From the Conquest or even earlier they had, besides various lesser rights - (1) exemption from tax and tallage; (2) soc and sac, or full cognizance of all criminal and civil cases within their liberties; (3) tol and team, or the right of receiving toll and the right of compelling the person in whose hands stolen property was found to name the person from whom he received it; (4) blodwit and fledwit, or the right to punish shedders of blood and those who were seized in an attempt to escape from justice; (5) pillory and tumbrel; (6) infangentheof and r L outfangentheof, or power to imprison and execute felons; (7) mundbryce (the breaking into or violation of a man's mund or property in order to erect banks or dikes as a defence against the sea); (8) waives and strays, or the right to appropriate lost property or cattle not claimed within a year and a day; (9) the right to seize all flotsam, jetsam, or ligan, or, in other words, whatever of value was cast ashore by the sea; (10) the privilege of being a gild with power to impose taxes for the common weal; and (11) the right of assembling in portmote or parliament at Shepway or Shepway Cross, a few miles west of Hythe (but afterwards at Dover), the parliament being empowered to make by-laws for the Cinque Ports, to regulate the Yarmouth fishery, to hear appeals from the local courts, and to give decision in all cases of treason, sedition, illegal coining or concealment of treasure trove.
Jeake, Charters of the Cinque Ports (1728); Boys, Sandwich and Cinque Ports; Knocker, Grand Court of Shepway (1862); M.
Faversham was probably a member of Dover from the earliest association of the Cinque Ports, certainly as early as Henry III., who in 1252 granted among other liberties of the Cinque Ports that the barons of Faversham should plead only in Shepway Court, but ten years later transferred certain pleas to the abbot's court.
As a Cinque Port, Dover (Dofra, Dovorra) had to contribute twenty of the quota of ships furnished by those ports; in return for this service a charter of liberties was granted to the ports by Edward the Confessor, making the townsmen quit of shires and hundreds, with the right to be impleaded only at Shepway, and other privileges, which were confirmed by subsequent kings, with additions, down to James II.

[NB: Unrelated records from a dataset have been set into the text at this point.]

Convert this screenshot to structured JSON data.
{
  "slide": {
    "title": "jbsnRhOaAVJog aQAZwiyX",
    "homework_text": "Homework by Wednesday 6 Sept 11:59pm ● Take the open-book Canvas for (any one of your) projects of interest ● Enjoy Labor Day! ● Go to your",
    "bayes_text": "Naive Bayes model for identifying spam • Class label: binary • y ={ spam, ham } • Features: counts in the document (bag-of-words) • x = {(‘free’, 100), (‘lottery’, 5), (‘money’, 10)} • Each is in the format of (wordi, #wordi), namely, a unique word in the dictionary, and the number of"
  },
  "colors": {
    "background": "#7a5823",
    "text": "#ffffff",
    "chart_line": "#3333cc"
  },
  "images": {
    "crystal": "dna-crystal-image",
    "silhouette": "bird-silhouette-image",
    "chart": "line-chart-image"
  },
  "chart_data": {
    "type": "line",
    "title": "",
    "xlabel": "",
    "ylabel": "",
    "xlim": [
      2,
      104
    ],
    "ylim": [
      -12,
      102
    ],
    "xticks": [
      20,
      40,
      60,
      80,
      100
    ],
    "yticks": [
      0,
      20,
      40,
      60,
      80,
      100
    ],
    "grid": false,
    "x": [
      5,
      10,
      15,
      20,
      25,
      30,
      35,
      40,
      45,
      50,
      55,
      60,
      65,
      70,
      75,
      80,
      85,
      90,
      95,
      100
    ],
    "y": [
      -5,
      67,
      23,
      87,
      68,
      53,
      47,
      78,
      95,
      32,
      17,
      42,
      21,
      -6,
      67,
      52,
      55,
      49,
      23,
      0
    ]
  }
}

Its incorporation under a bailiff, of which there is evidence in the 15th century, may have been due to the archbishop or to the court of Shepway, but it was not incorporated by the crown until 1885, when, by a charter under the Municipal Acts, the last bailiff was elected the first mayor.